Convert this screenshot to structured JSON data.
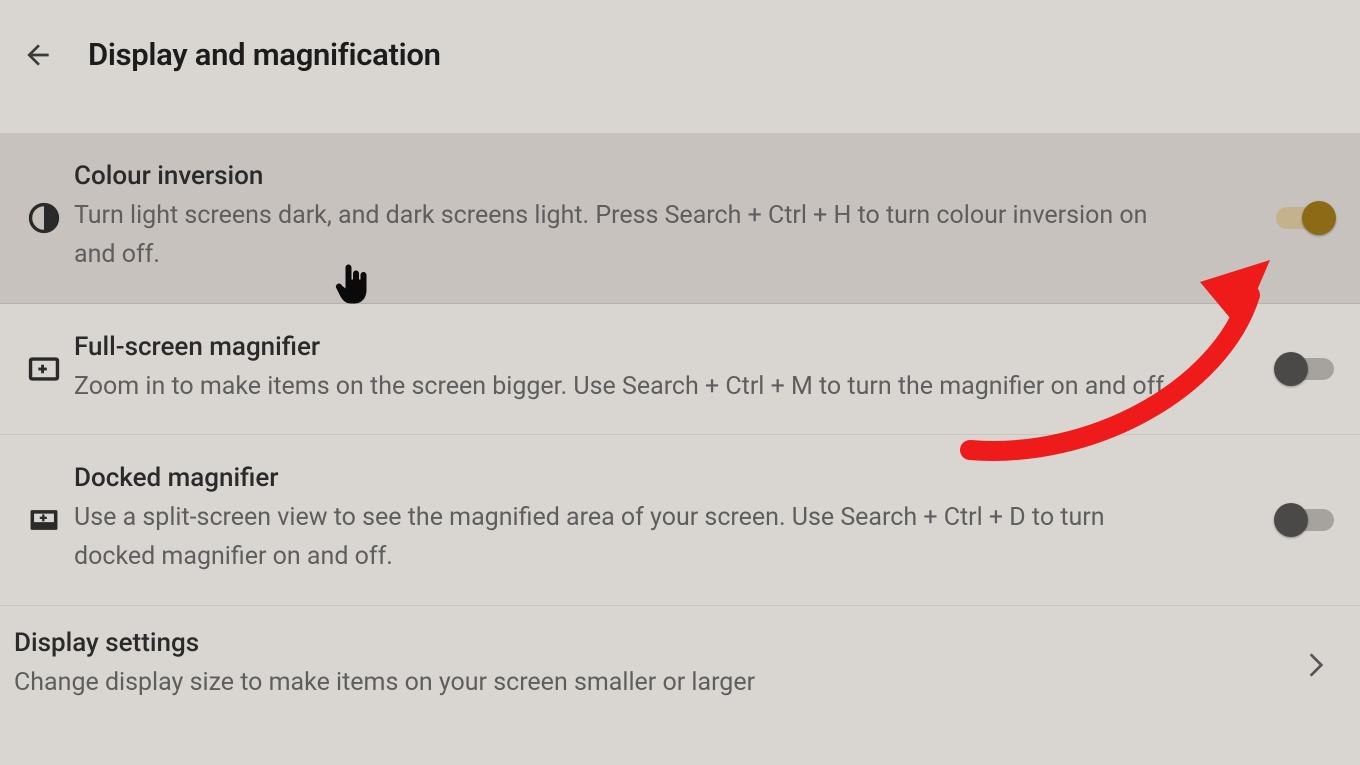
{
  "header": {
    "title": "Display and magnification"
  },
  "rows": {
    "colour_inversion": {
      "title": "Colour inversion",
      "desc": "Turn light screens dark, and dark screens light. Press Search + Ctrl + H to turn colour inversion on and off.",
      "toggle_on": true
    },
    "fullscreen_magnifier": {
      "title": "Full-screen magnifier",
      "desc": "Zoom in to make items on the screen bigger. Use Search + Ctrl + M to turn the magnifier on and off.",
      "toggle_on": false
    },
    "docked_magnifier": {
      "title": "Docked magnifier",
      "desc": "Use a split-screen view to see the magnified area of your screen. Use Search + Ctrl + D to turn docked magnifier on and off.",
      "toggle_on": false
    },
    "display_settings": {
      "title": "Display settings",
      "desc": "Change display size to make items on your screen smaller or larger"
    }
  }
}
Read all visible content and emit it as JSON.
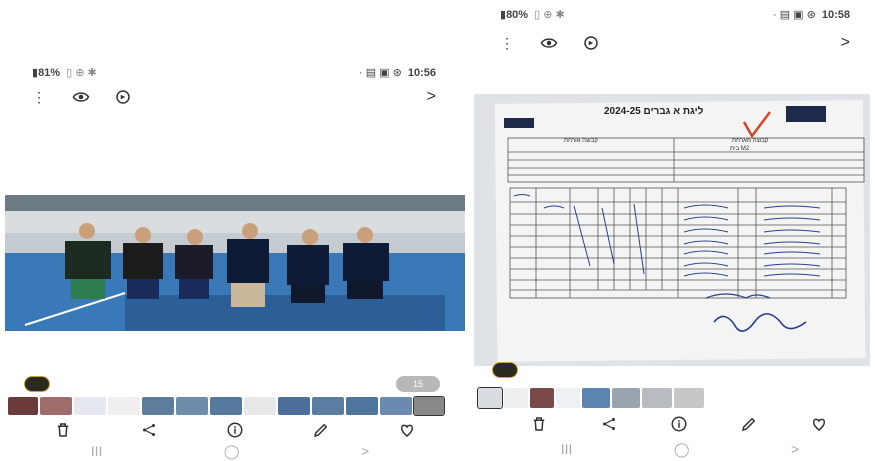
{
  "left": {
    "status": {
      "battery": "81%",
      "time": "10:56"
    },
    "photo_count": "15",
    "navbar": {
      "recent": "III",
      "home": "◯",
      "back": ">"
    }
  },
  "right": {
    "status": {
      "battery": "80%",
      "time": "10:58"
    },
    "navbar": {
      "recent": "III",
      "home": "◯",
      "back": ">"
    },
    "sheet": {
      "title": "ליגת א גברים 2024-25",
      "team_label_left": "קבוצה אורחת",
      "team_label_right": "קבוצה מארחת",
      "team_right_name": "M2 בית"
    }
  },
  "colors": {
    "accent": "#c9a72e",
    "floor": "#3a79b8",
    "shirt": "#0d1b36"
  }
}
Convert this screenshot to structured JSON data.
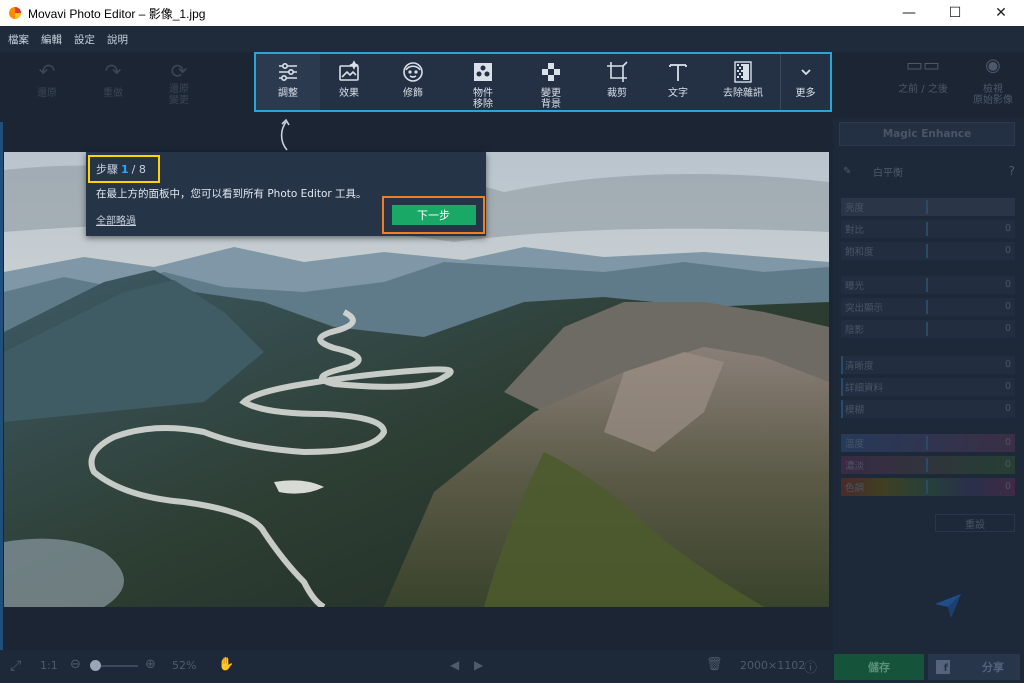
{
  "window": {
    "title": "Movavi Photo Editor – 影像_1.jpg",
    "minimize": "—",
    "maximize": "☐",
    "close": "✕"
  },
  "menu": [
    "檔案",
    "編輯",
    "設定",
    "說明"
  ],
  "undo": [
    {
      "label": "還原",
      "icon": "undo-icon"
    },
    {
      "label": "重做",
      "icon": "redo-icon"
    },
    {
      "label": "還原\n變更",
      "icon": "reset-changes-icon"
    }
  ],
  "tools": [
    {
      "label": "調整",
      "icon": "sliders-icon",
      "active": true
    },
    {
      "label": "效果",
      "icon": "effects-icon"
    },
    {
      "label": "修飾",
      "icon": "retouch-face-icon"
    },
    {
      "label": "物件\n移除",
      "icon": "object-removal-icon"
    },
    {
      "label": "變更\n背景",
      "icon": "change-background-icon"
    },
    {
      "label": "裁剪",
      "icon": "crop-icon"
    },
    {
      "label": "文字",
      "icon": "text-icon"
    },
    {
      "label": "去除雜訊",
      "icon": "denoise-icon"
    },
    {
      "label": "更多",
      "icon": "chevron-down-icon"
    }
  ],
  "right_tools": [
    {
      "label": "之前 / 之後",
      "icon": "before-after-icon"
    },
    {
      "label": "檢視\n原始影像",
      "icon": "eye-icon"
    }
  ],
  "tour": {
    "step_prefix": "步驟",
    "step_current": "1",
    "step_sep": "/ 8",
    "message": "在最上方的面板中，您可以看到所有 Photo Editor 工具。",
    "skip": "全部略過",
    "next": "下一步"
  },
  "panel": {
    "magic": "Magic Enhance",
    "white_balance": "白平衡",
    "help": "?",
    "sliders": [
      {
        "label": "亮度",
        "value": ""
      },
      {
        "label": "對比",
        "value": "0"
      },
      {
        "label": "飽和度",
        "value": "0"
      },
      {
        "label": "曝光",
        "value": "0"
      },
      {
        "label": "突出顯示",
        "value": "0"
      },
      {
        "label": "陰影",
        "value": "0"
      },
      {
        "label": "清晰度",
        "value": "0"
      },
      {
        "label": "詳細資料",
        "value": "0"
      },
      {
        "label": "模糊",
        "value": "0"
      },
      {
        "label": "溫度",
        "value": "0"
      },
      {
        "label": "濃淡",
        "value": "0"
      },
      {
        "label": "色調",
        "value": "0"
      }
    ],
    "reset": "重設"
  },
  "bottom": {
    "fit": "⤢",
    "one_to_one": "1:1",
    "zoom": "52%",
    "size": "2000×1102",
    "save": "儲存",
    "share": "分享"
  },
  "colors": {
    "accent": "#27a6d9",
    "step_highlight": "#ffd400",
    "next_highlight": "#f07f22",
    "next_btn": "#1aa866"
  }
}
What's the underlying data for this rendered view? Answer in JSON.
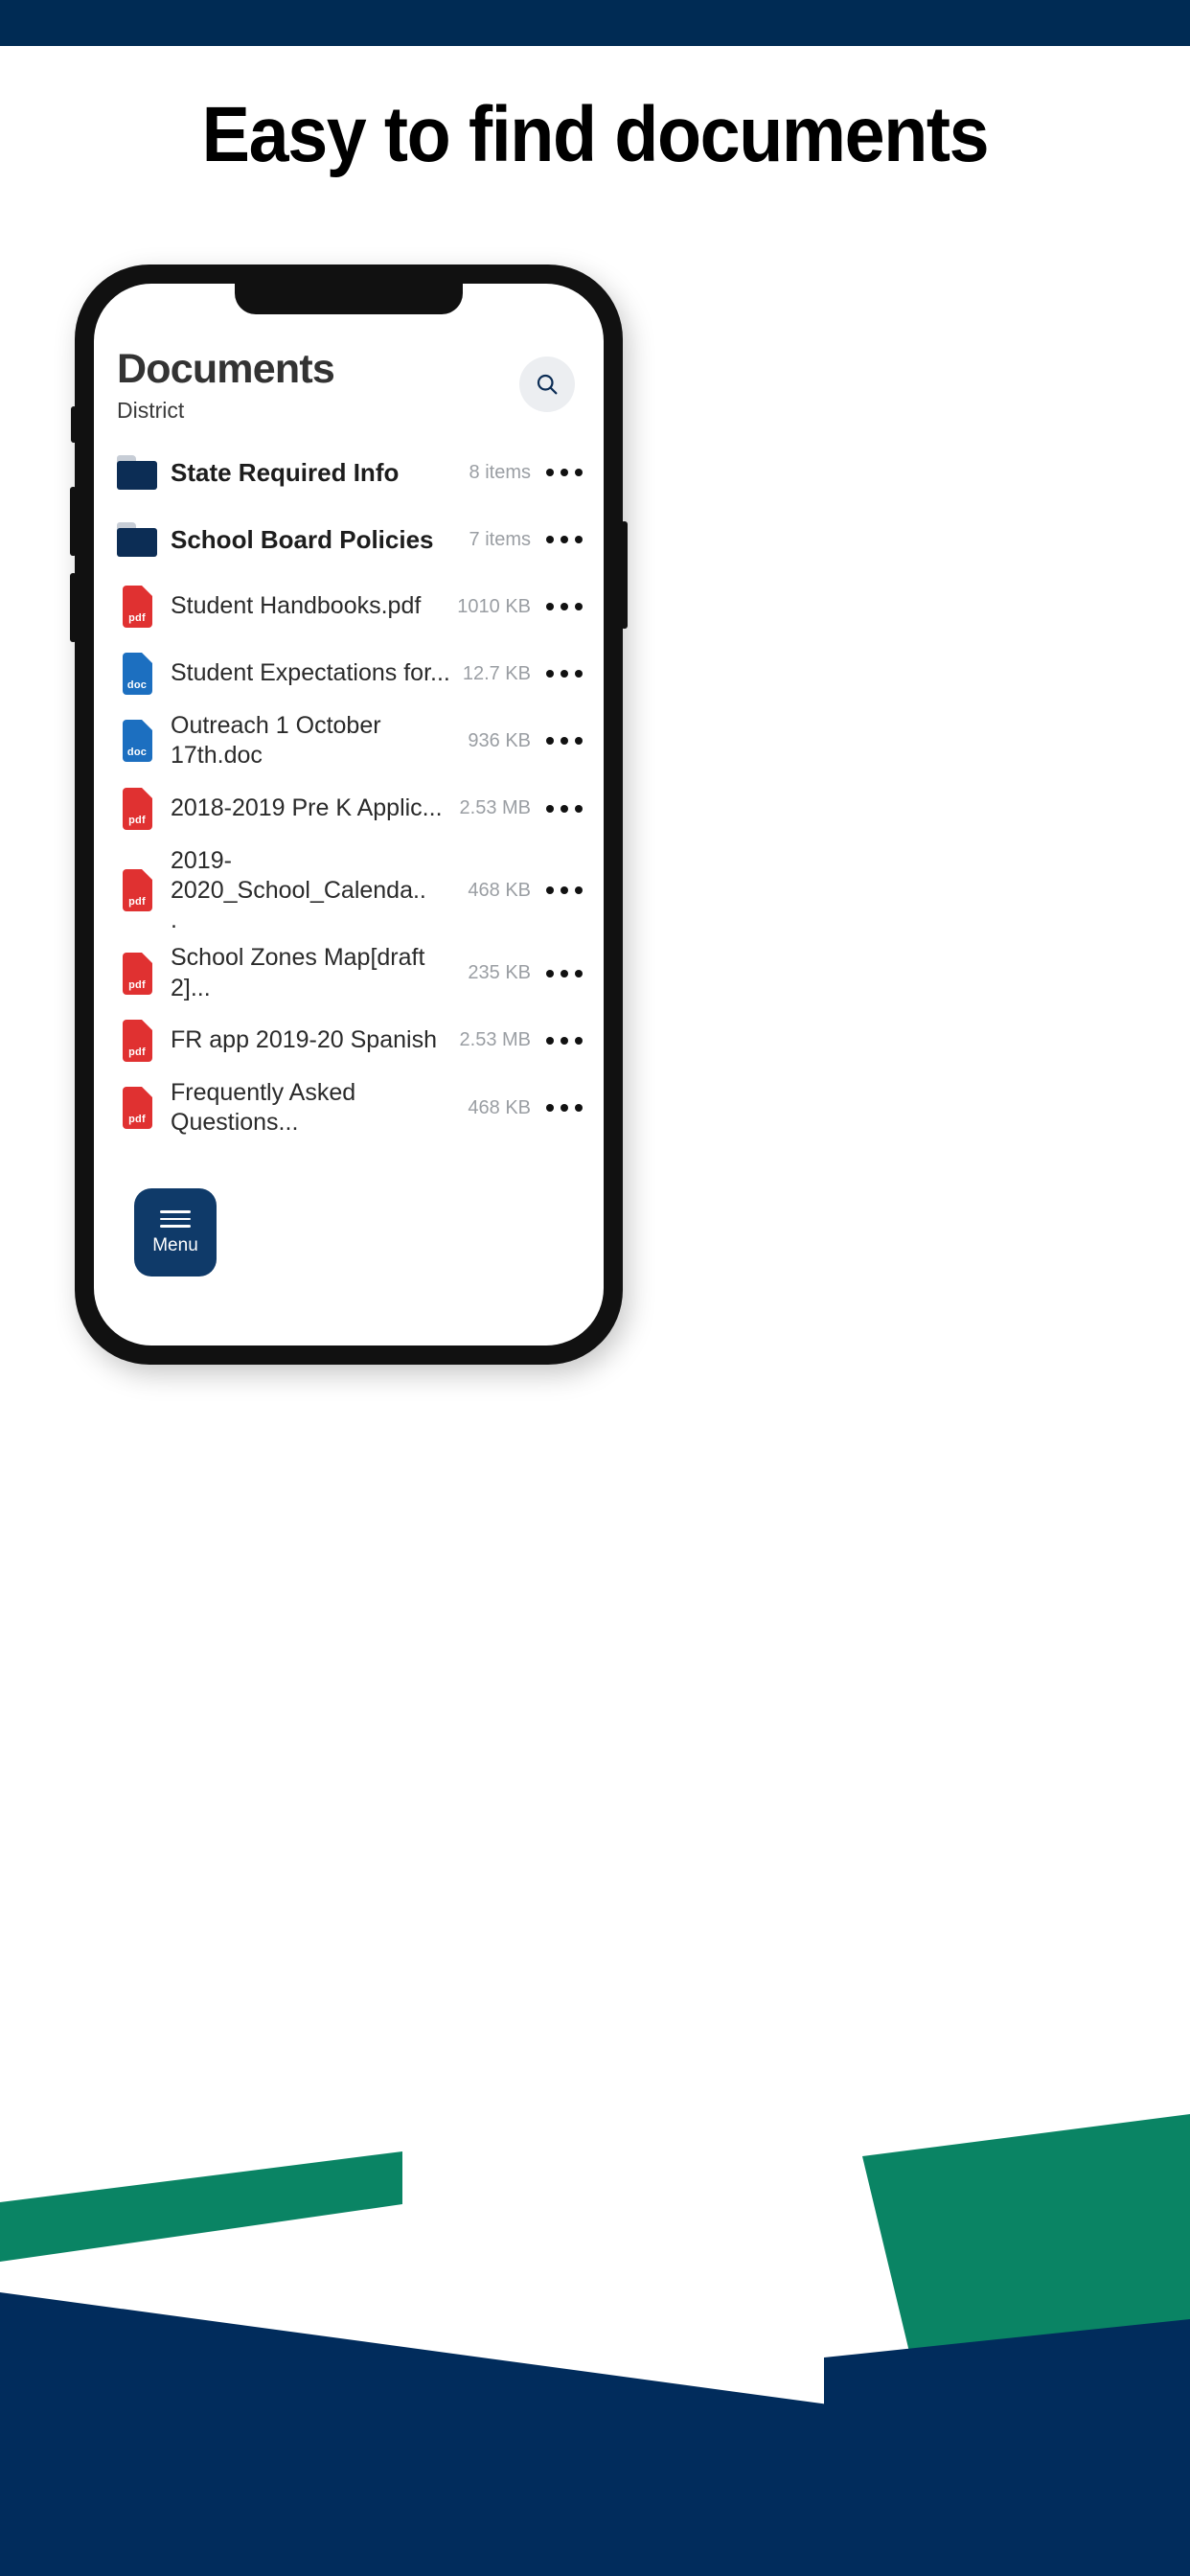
{
  "theme": {
    "navy": "#002b54",
    "deep_navy": "#0c2d55",
    "teal": "#0a8464",
    "pdf_red": "#e03131",
    "doc_blue": "#1c6fc0",
    "meta_gray": "#9a9ea3",
    "search_bg": "#eceef1"
  },
  "headline": "Easy to find documents",
  "app": {
    "title": "Documents",
    "subtitle": "District",
    "search_icon": "search-icon",
    "menu": {
      "label": "Menu",
      "icon": "hamburger-icon"
    },
    "more_icon": "ellipsis-icon",
    "rows": [
      {
        "type": "folder",
        "icon": "folder-icon",
        "name": "State Required Info",
        "meta": "8 items"
      },
      {
        "type": "folder",
        "icon": "folder-icon",
        "name": "School Board Policies",
        "meta": "7 items"
      },
      {
        "type": "file",
        "icon": "pdf-file-icon",
        "ext": "pdf",
        "name": "Student Handbooks.pdf",
        "meta": "1010 KB"
      },
      {
        "type": "file",
        "icon": "doc-file-icon",
        "ext": "doc",
        "name": "Student Expectations for...",
        "meta": "12.7 KB"
      },
      {
        "type": "file",
        "icon": "doc-file-icon",
        "ext": "doc",
        "name": "Outreach 1 October 17th.doc",
        "meta": "936 KB"
      },
      {
        "type": "file",
        "icon": "pdf-file-icon",
        "ext": "pdf",
        "name": "2018-2019 Pre K Applic...",
        "meta": "2.53 MB"
      },
      {
        "type": "file",
        "icon": "pdf-file-icon",
        "ext": "pdf",
        "name": "2019-2020_School_Calenda..\n.",
        "meta": "468 KB"
      },
      {
        "type": "file",
        "icon": "pdf-file-icon",
        "ext": "pdf",
        "name": "School Zones Map[draft 2]...",
        "meta": "235 KB"
      },
      {
        "type": "file",
        "icon": "pdf-file-icon",
        "ext": "pdf",
        "name": "FR app 2019-20 Spanish",
        "meta": "2.53 MB"
      },
      {
        "type": "file",
        "icon": "pdf-file-icon",
        "ext": "pdf",
        "name": "Frequently Asked Questions...",
        "meta": "468 KB"
      }
    ]
  }
}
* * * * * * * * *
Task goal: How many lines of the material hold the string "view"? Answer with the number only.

Exercise response: 2